TRY IT ▸ Each line of the records must appear in your answer exactly, with no pictures.

(Records from a dataset)
=== Section Start ===

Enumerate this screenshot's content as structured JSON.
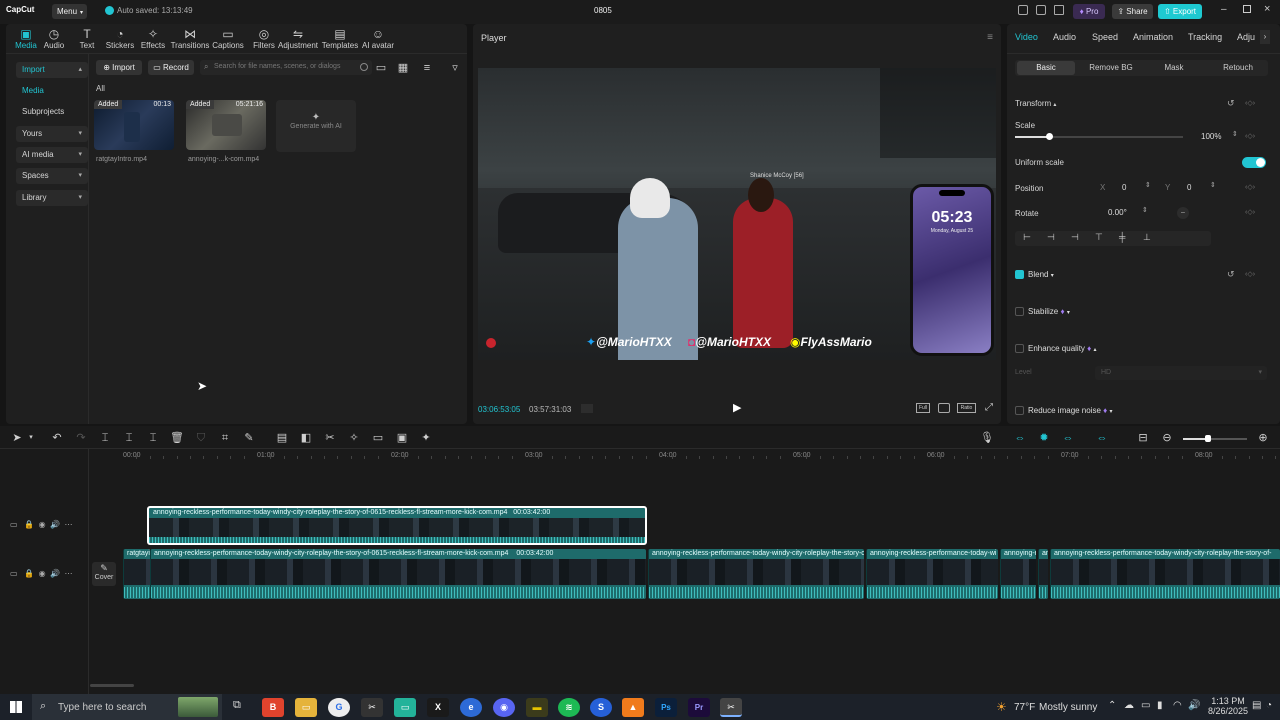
{
  "titlebar": {
    "app_name": "CapCut",
    "menu_label": "Menu",
    "autosave_text": "Auto saved: 13:13:49",
    "project_title": "0805",
    "pro_label": "Pro",
    "share_label": "Share",
    "export_label": "Export"
  },
  "toolbar": {
    "items": [
      {
        "label": "Media",
        "icon": "media-icon"
      },
      {
        "label": "Audio",
        "icon": "audio-icon"
      },
      {
        "label": "Text",
        "icon": "text-icon"
      },
      {
        "label": "Stickers",
        "icon": "stickers-icon"
      },
      {
        "label": "Effects",
        "icon": "effects-icon"
      },
      {
        "label": "Transitions",
        "icon": "transitions-icon"
      },
      {
        "label": "Captions",
        "icon": "captions-icon"
      },
      {
        "label": "Filters",
        "icon": "filters-icon"
      },
      {
        "label": "Adjustment",
        "icon": "adjustment-icon"
      },
      {
        "label": "Templates",
        "icon": "templates-icon"
      },
      {
        "label": "AI avatar",
        "icon": "ai-avatar-icon"
      }
    ]
  },
  "sidebar": {
    "items": [
      {
        "label": "Import"
      },
      {
        "label": "Media"
      },
      {
        "label": "Subprojects"
      },
      {
        "label": "Yours"
      },
      {
        "label": "AI media"
      },
      {
        "label": "Spaces"
      },
      {
        "label": "Library"
      }
    ]
  },
  "media": {
    "import_label": "Import",
    "record_label": "Record",
    "search_placeholder": "Search for file names, scenes, or dialogs",
    "filter_all": "All",
    "clips": [
      {
        "badge": "Added",
        "duration": "00:13",
        "name": "ratgtayIntro.mp4"
      },
      {
        "badge": "Added",
        "duration": "05:21:16",
        "name": "annoying-...k-com.mp4"
      }
    ],
    "generate_label": "Generate with AI"
  },
  "player": {
    "title": "Player",
    "current_time": "03:06:53:05",
    "total_time": "03:57:31:03",
    "full_label": "Full",
    "ratio_label": "Ratio",
    "overlay": {
      "name_tag": "Shanice McCoy [56]",
      "phone_time": "05:23",
      "phone_date": "Monday, August 25",
      "social1": "@MarioHTXX",
      "social2": "@MarioHTXX",
      "social3": "FlyAssMario"
    }
  },
  "inspector": {
    "tabs": [
      "Video",
      "Audio",
      "Speed",
      "Animation",
      "Tracking",
      "Adju"
    ],
    "subtabs": [
      "Basic",
      "Remove BG",
      "Mask",
      "Retouch"
    ],
    "transform_label": "Transform",
    "scale_label": "Scale",
    "scale_value": "100%",
    "scale_fraction": 0.2,
    "uniform_label": "Uniform scale",
    "position_label": "Position",
    "pos_x_label": "X",
    "pos_x": "0",
    "pos_y_label": "Y",
    "pos_y": "0",
    "rotate_label": "Rotate",
    "rotate_value": "0.00°",
    "blend_label": "Blend",
    "stabilize_label": "Stabilize",
    "enhance_label": "Enhance quality",
    "level_label": "Level",
    "level_value": "HD",
    "noise_label": "Reduce image noise"
  },
  "timeline": {
    "ruler": [
      "00:00",
      "01:00",
      "02:00",
      "03:00",
      "04:00",
      "05:00",
      "06:00",
      "07:00",
      "08:00"
    ],
    "track1_clip_title": "annoying-reckless-performance-today-windy-city-roleplay-the-story-of-0615-reckless-fl-stream-more-kick-com.mp4",
    "track1_clip_dur": "00:03:42:00",
    "track2_clips": [
      {
        "title": "ratgtayi"
      },
      {
        "title": "annoying-reckless-performance-today-windy-city-roleplay-the-story-of-0615-reckless-fl-stream-more-kick-com.mp4",
        "dur": "00:03:42:00"
      },
      {
        "title": "annoying-reckless-performance-today-windy-city-roleplay-the-story-o"
      },
      {
        "title": "annoying-reckless-performance-today-wi"
      },
      {
        "title": "annoying-re"
      },
      {
        "title": "an"
      },
      {
        "title": "annoying-reckless-performance-today-windy-city-roleplay-the-story-of-"
      }
    ],
    "cover_label": "Cover"
  },
  "taskbar": {
    "search_placeholder": "Type here to search",
    "weather_temp": "77°F",
    "weather_desc": "Mostly sunny",
    "time": "1:13 PM",
    "date": "8/26/2025"
  },
  "colors": {
    "accent": "#22c5d2",
    "clip": "#1e6b6b",
    "export": "#1ec9d1"
  }
}
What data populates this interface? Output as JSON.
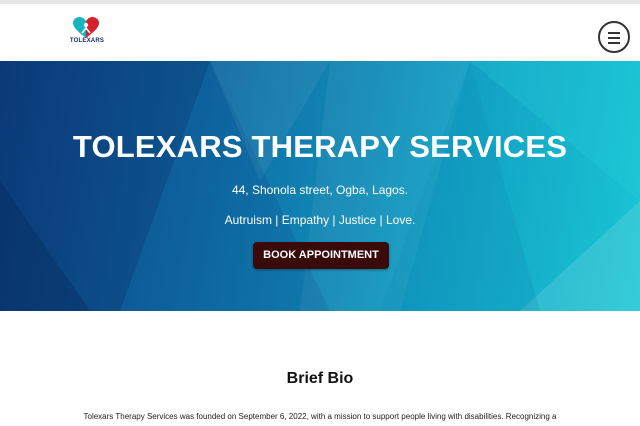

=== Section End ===

ANSWER ▸
Enumerate this screenshot's content as structured JSON.
{
  "titlebar": {
    "app_name": "CapCut",
    "menu_label": "Menu",
    "autosave_text": "Auto saved: 13:13:49",
    "project_title": "0805",
    "pro_label": "Pro",
    "share_label": "Share",
    "export_label": "Export"
  },
  "toolbar": {
    "items": [
      {
        "label": "Media",
        "icon": "media-icon"
      },
      {
        "label": "Audio",
        "icon": "audio-icon"
      },
      {
        "label": "Text",
        "icon": "text-icon"
      },
      {
        "label": "Stickers",
        "icon": "stickers-icon"
      },
      {
        "label": "Effects",
        "icon": "effects-icon"
      },
      {
        "label": "Transitions",
        "icon": "transitions-icon"
      },
      {
        "label": "Captions",
        "icon": "captions-icon"
      },
      {
        "label": "Filters",
        "icon": "filters-icon"
      },
      {
        "label": "Adjustment",
        "icon": "adjustment-icon"
      },
      {
        "label": "Templates",
        "icon": "templates-icon"
      },
      {
        "label": "AI avatar",
        "icon": "ai-avatar-icon"
      }
    ]
  },
  "sidebar": {
    "items": [
      {
        "label": "Import"
      },
      {
        "label": "Media"
      },
      {
        "label": "Subprojects"
      },
      {
        "label": "Yours"
      },
      {
        "label": "AI media"
      },
      {
        "label": "Spaces"
      },
      {
        "label": "Library"
      }
    ]
  },
  "media": {
    "import_label": "Import",
    "record_label": "Record",
    "search_placeholder": "Search for file names, scenes, or dialogs",
    "filter_all": "All",
    "clips": [
      {
        "badge": "Added",
        "duration": "00:13",
        "name": "ratgtayIntro.mp4"
      },
      {
        "badge": "Added",
        "duration": "05:21:16",
        "name": "annoying-...k-com.mp4"
      }
    ],
    "generate_label": "Generate with AI"
  },
  "player": {
    "title": "Player",
    "current_time": "03:06:53:05",
    "total_time": "03:57:31:03",
    "full_label": "Full",
    "ratio_label": "Ratio",
    "overlay": {
      "name_tag": "Shanice McCoy [56]",
      "phone_time": "05:23",
      "phone_date": "Monday, August 25",
      "social1": "@MarioHTXX",
      "social2": "@MarioHTXX",
      "social3": "FlyAssMario"
    }
  },
  "inspector": {
    "tabs": [
      "Video",
      "Audio",
      "Speed",
      "Animation",
      "Tracking",
      "Adju"
    ],
    "subtabs": [
      "Basic",
      "Remove BG",
      "Mask",
      "Retouch"
    ],
    "transform_label": "Transform",
    "scale_label": "Scale",
    "scale_value": "100%",
    "scale_fraction": 0.2,
    "uniform_label": "Uniform scale",
    "position_label": "Position",
    "pos_x_label": "X",
    "pos_x": "0",
    "pos_y_label": "Y",
    "pos_y": "0",
    "rotate_label": "Rotate",
    "rotate_value": "0.00°",
    "blend_label": "Blend",
    "stabilize_label": "Stabilize",
    "enhance_label": "Enhance quality",
    "level_label": "Level",
    "level_value": "HD",
    "noise_label": "Reduce image noise"
  },
  "timeline": {
    "ruler": [
      "00:00",
      "01:00",
      "02:00",
      "03:00",
      "04:00",
      "05:00",
      "06:00",
      "07:00",
      "08:00"
    ],
    "track1_clip_title": "annoying-reckless-performance-today-windy-city-roleplay-the-story-of-0615-reckless-fl-stream-more-kick-com.mp4",
    "track1_clip_dur": "00:03:42:00",
    "track2_clips": [
      {
        "title": "ratgtayi"
      },
      {
        "title": "annoying-reckless-performance-today-windy-city-roleplay-the-story-of-0615-reckless-fl-stream-more-kick-com.mp4",
        "dur": "00:03:42:00"
      },
      {
        "title": "annoying-reckless-performance-today-windy-city-roleplay-the-story-o"
      },
      {
        "title": "annoying-reckless-performance-today-wi"
      },
      {
        "title": "annoying-re"
      },
      {
        "title": "an"
      },
      {
        "title": "annoying-reckless-performance-today-windy-city-roleplay-the-story-of-"
      }
    ],
    "cover_label": "Cover"
  },
  "taskbar": {
    "search_placeholder": "Type here to search",
    "weather_temp": "77°F",
    "weather_desc": "Mostly sunny",
    "time": "1:13 PM",
    "date": "8/26/2025"
  },
  "colors": {
    "accent": "#22c5d2",
    "clip": "#1e6b6b",
    "export": "#1ec9d1"
  }
}
What data populates this interface? Output as JSON.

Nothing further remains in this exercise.